__WHAT YOU NEED TO DO__
Lines with the word "columns" are the answer; copy each of them from the data below.

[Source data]
####

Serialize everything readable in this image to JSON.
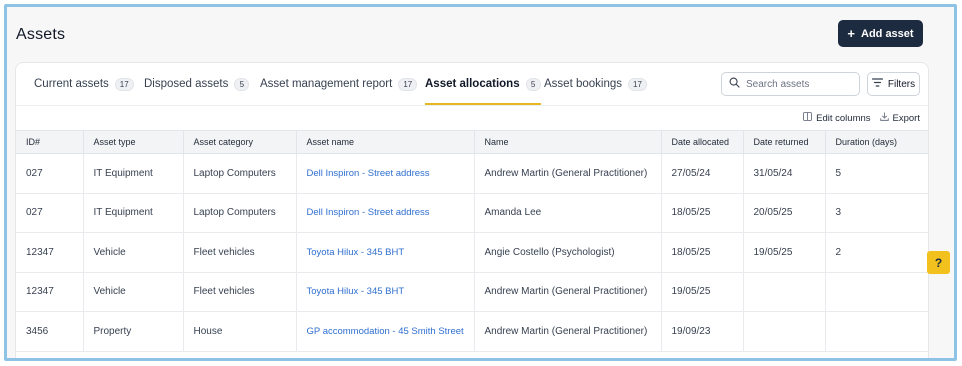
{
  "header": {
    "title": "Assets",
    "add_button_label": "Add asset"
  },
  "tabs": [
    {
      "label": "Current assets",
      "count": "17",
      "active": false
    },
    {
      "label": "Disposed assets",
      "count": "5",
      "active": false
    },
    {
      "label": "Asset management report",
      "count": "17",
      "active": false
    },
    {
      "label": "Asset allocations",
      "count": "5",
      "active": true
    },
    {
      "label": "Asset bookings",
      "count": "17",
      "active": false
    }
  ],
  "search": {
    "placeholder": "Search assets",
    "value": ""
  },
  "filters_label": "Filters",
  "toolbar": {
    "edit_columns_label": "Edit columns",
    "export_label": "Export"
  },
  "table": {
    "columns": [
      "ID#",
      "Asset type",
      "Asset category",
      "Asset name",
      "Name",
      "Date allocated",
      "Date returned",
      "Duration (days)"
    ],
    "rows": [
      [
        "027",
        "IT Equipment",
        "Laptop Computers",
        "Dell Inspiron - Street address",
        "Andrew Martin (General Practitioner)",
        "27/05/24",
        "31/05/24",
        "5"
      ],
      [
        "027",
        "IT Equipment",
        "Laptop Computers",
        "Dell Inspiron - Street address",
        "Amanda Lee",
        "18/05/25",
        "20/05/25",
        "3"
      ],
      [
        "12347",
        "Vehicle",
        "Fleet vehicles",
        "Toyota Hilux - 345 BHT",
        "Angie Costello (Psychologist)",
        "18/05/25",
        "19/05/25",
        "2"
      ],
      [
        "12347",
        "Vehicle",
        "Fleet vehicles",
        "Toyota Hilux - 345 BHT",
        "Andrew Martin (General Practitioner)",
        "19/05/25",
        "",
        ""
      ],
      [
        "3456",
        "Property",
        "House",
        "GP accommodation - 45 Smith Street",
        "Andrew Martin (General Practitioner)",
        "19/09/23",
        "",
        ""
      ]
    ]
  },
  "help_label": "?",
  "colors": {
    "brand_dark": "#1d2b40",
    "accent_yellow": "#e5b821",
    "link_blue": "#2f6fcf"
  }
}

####

__EXPECTED ANSWER__
    "edit_columns_label": "Edit columns",
    "columns": [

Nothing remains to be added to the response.